The going rate, for as long as I can remember, was ten Ringgit. And so, my image of him as a wealthy businessman, who drove the first Mercedes Benz in Ipoh (so I have been told), appeared to me fully formed, set in concrete, so to speak.
My grandfather, Loh Mee Loon, owned and operated Ban Loong. Initially, he sold all sorts of weighing scales and was also a tinsmith. His shop stood in the centre of Old Town, Ipoh. He had bought it 1926.
His father, Loh Siew San, had migrated from China and settled in Sungai Siput, a small town north of Ipoh. I try to imagine the kind foresight, self-belief and courage that compelled my grandfather, a small town migrant kid, to stretch himself to purchase a commercial property in the tin-mining capital of Malaya when he was only twenty-three years old.
In those days, migrants and mail came by long ship journeys. A husband who had sent for his wife might have relocated by the time she arrived. To address this problem, my grandfather opened his shop to new Chinese migrants. Ban Loong provided temporary accommodation and food in exchange for labour and soon became a community hub.
Then came the destruction of World War II. Bombs rained from Japanese planes. After the war, my grandfather saw an opportunity in the destruction and expanded his business to hardware supply. Business prospered as the townspeople began rebuilding.
The shop in 2015
Supplier of weighing scales
In 2015, when the hardware business was no longer viable, grandson Ir. Loh Ban Ho decided to commit himself to preserving the building. It is fortuitous that Ban Ho is a civil and structural engineer. The old colonial building required new engineering solutions. To meet fire safety standards, the wooden staircase and wooden first floor were dismantled. A steel framework was constructed within the old walls to carry the weight of a new concrete slab.

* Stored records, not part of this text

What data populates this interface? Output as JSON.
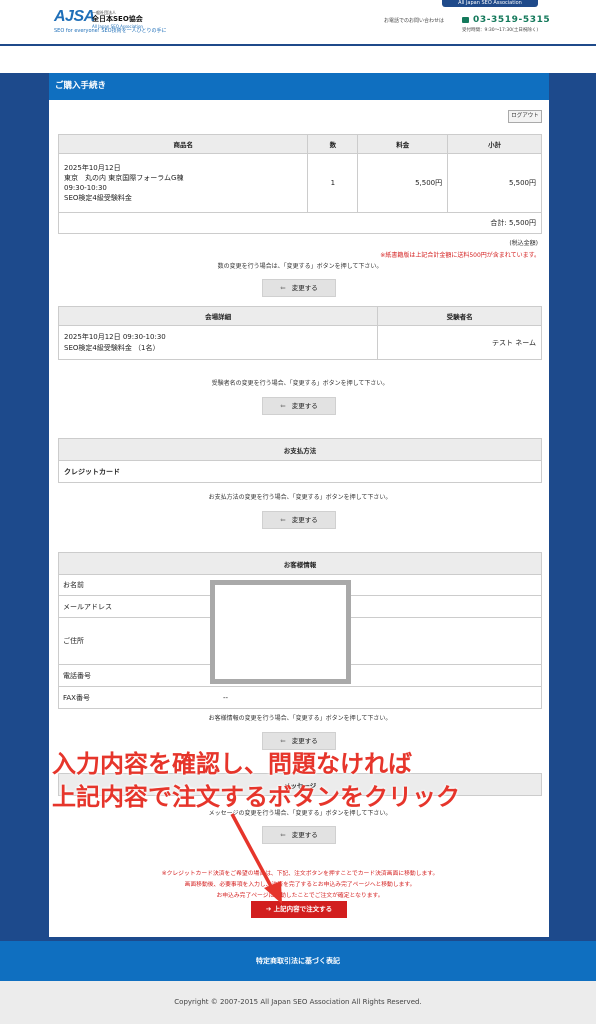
{
  "header": {
    "logo_mark": "AJSA",
    "logo_line1": "一般社団法人",
    "logo_line2": "全日本SEO協会",
    "logo_line3": "All Japan SEO Association",
    "tagline": "SEO for everyone! SEO技術を一人ひとりの手に",
    "top_tag": "All Japan SEO Association",
    "contact_label": "お電話でのお問い合わせは",
    "phone": "03-3519-5315",
    "hours": "受付時間：9:30～17:30(土日祝除く)"
  },
  "panel": {
    "title": "ご購入手続き",
    "logout_label": "ログアウト"
  },
  "order_table": {
    "headers": [
      "商品名",
      "数",
      "料金",
      "小計"
    ],
    "row": {
      "item_line1": "2025年10月12日",
      "item_line2": "東京　丸の内 東京国際フォーラムG棟",
      "item_line3": "09:30-10:30",
      "item_line4": "SEO検定4級受験料金",
      "qty": "1",
      "price": "5,500円",
      "subtotal": "5,500円"
    },
    "total": "合計: 5,500円",
    "tax_note": "(税込金額)",
    "shipping_note": "※紙書籍版は上記合計金額に送料500円が含まれています。",
    "change_note": "数の変更を行う場合は、「変更する」ボタンを押して下さい。"
  },
  "change_button_label": "変更する",
  "venue_table": {
    "headers": [
      "会場詳細",
      "受験者名"
    ],
    "detail_line1": "2025年10月12日 09:30-10:30",
    "detail_line2": "SEO検定4級受験料金 （1名）",
    "examinee": "テスト ネーム",
    "change_note": "受験者名の変更を行う場合、「変更する」ボタンを押して下さい。"
  },
  "payment": {
    "header": "お支払方法",
    "method": "クレジットカード",
    "change_note": "お支払方法の変更を行う場合、「変更する」ボタンを押して下さい。"
  },
  "customer": {
    "header": "お客様情報",
    "fields": [
      "お名前",
      "メールアドレス",
      "ご住所",
      "電話番号",
      "FAX番号"
    ],
    "fax_value": "--",
    "change_note": "お客様情報の変更を行う場合、「変更する」ボタンを押して下さい。"
  },
  "message": {
    "header": "メッセージ",
    "change_note": "メッセージの変更を行う場合、「変更する」ボタンを押して下さい。"
  },
  "red_notes": [
    "※クレジットカード決済をご希望の場合は、下記、注文ボタンを押すことでカード決済画面に移動します。",
    "画面移動後、必要事項を入力し、決済を完了するとお申込み完了ページへと移動します。",
    "お申込み完了ページに移動したことでご注文が確定となります。"
  ],
  "order_button_label": "上記内容で注文する",
  "overlay": {
    "line1": "入力内容を確認し、問題なければ",
    "line2": "上記内容で注文するボタンをクリック"
  },
  "footer": {
    "tokushoho": "特定商取引法に基づく表記",
    "copyright": "Copyright © 2007-2015 All Japan SEO Association All Rights Reserved."
  },
  "colors": {
    "brand_blue": "#0f6fc0",
    "navy": "#1d4a8c",
    "accent_red": "#d21e1e",
    "phone_green": "#14795b"
  }
}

‘We basically built a new building within the old one. It was three times more expensive than building a new shop, but we didn’t want to tear down the original structure,’ said Ban Ho.
Fittingly, the restored shop now is Ban Loong Hotel, a testament to the foresight, can-do attitude and hospitality of my grandparents’ generation.

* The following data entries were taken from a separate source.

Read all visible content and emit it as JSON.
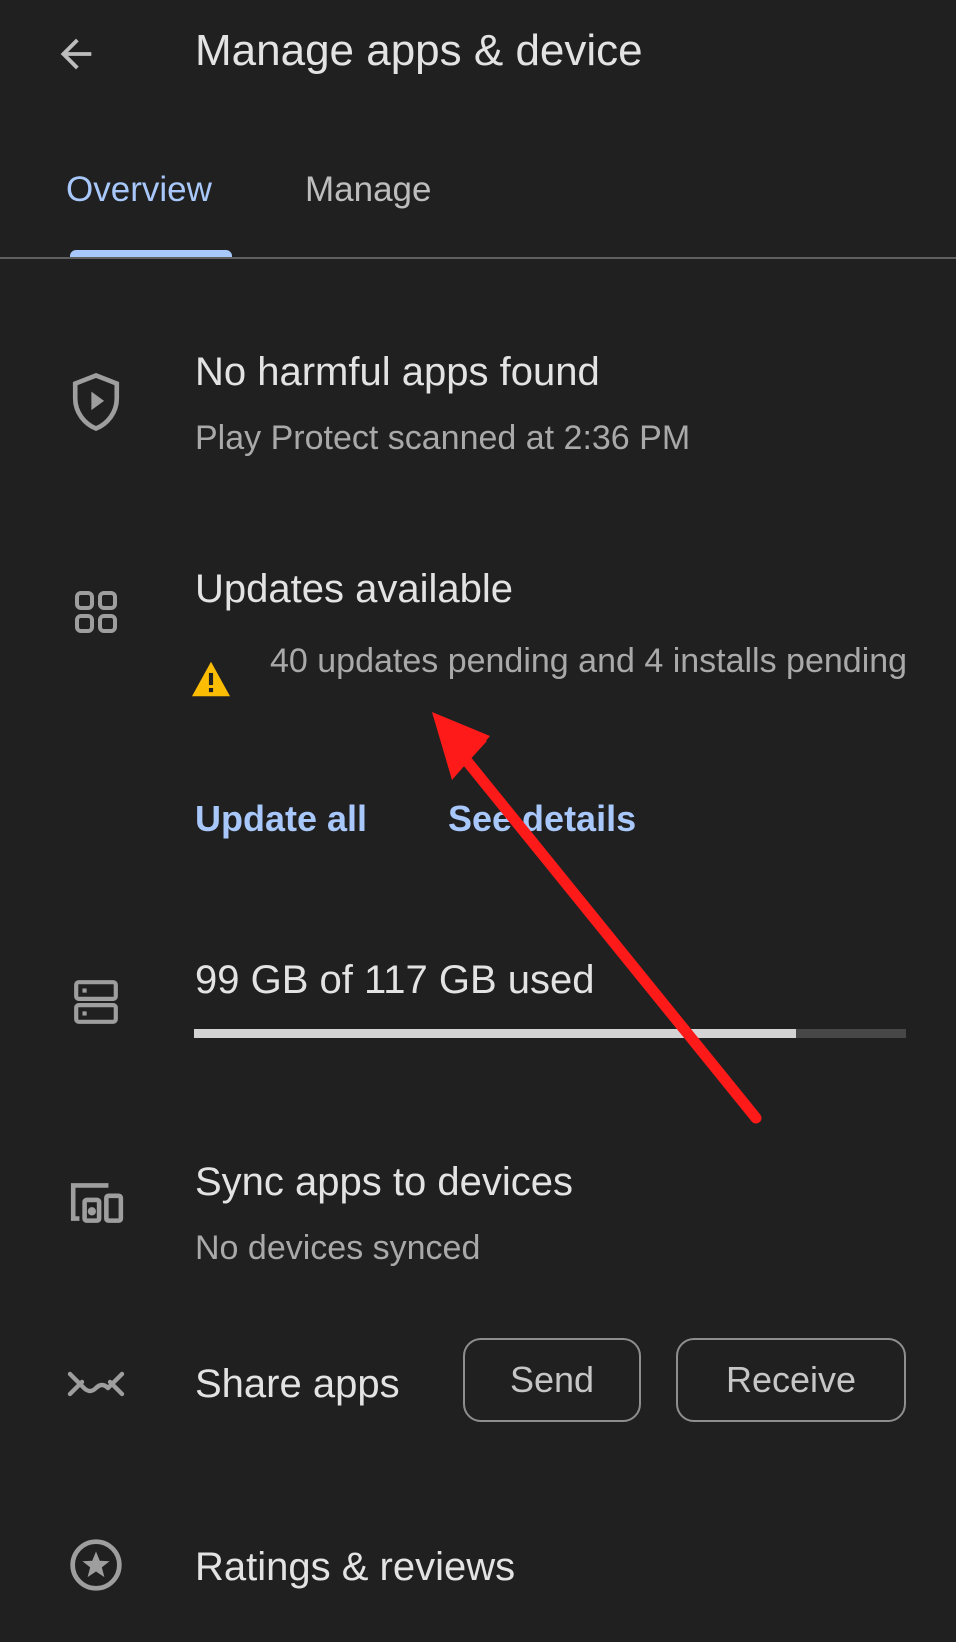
{
  "header": {
    "title": "Manage apps & device",
    "back_icon": "arrow-back-icon"
  },
  "tabs": [
    {
      "label": "Overview",
      "active": true
    },
    {
      "label": "Manage",
      "active": false
    }
  ],
  "protect": {
    "icon": "shield-play-icon",
    "title": "No harmful apps found",
    "subtitle": "Play Protect scanned at 2:36 PM"
  },
  "updates": {
    "icon": "apps-grid-icon",
    "title": "Updates available",
    "warning_icon": "warning-icon",
    "description": "40 updates pending and 4 installs pending",
    "update_all_label": "Update all",
    "see_details_label": "See details"
  },
  "storage": {
    "icon": "storage-icon",
    "label": "99 GB of 117 GB used",
    "used_gb": 99,
    "total_gb": 117
  },
  "sync": {
    "icon": "devices-icon",
    "title": "Sync apps to devices",
    "subtitle": "No devices synced"
  },
  "share": {
    "icon": "nearby-share-icon",
    "title": "Share apps",
    "send_label": "Send",
    "receive_label": "Receive"
  },
  "ratings": {
    "icon": "star-circle-icon",
    "title": "Ratings & reviews"
  },
  "colors": {
    "background": "#202020",
    "accent": "#a8c7fa",
    "warning": "#fbbc04",
    "annotation_arrow": "#ff1a1a"
  }
}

Deluxe Double Bedroom
Next Friday: an interview with Tricia Rushton that almost made me cry. She’s a very busy woman, who has worked on projects as diverse as building stronger families, Indigenous Financial management and refugee support.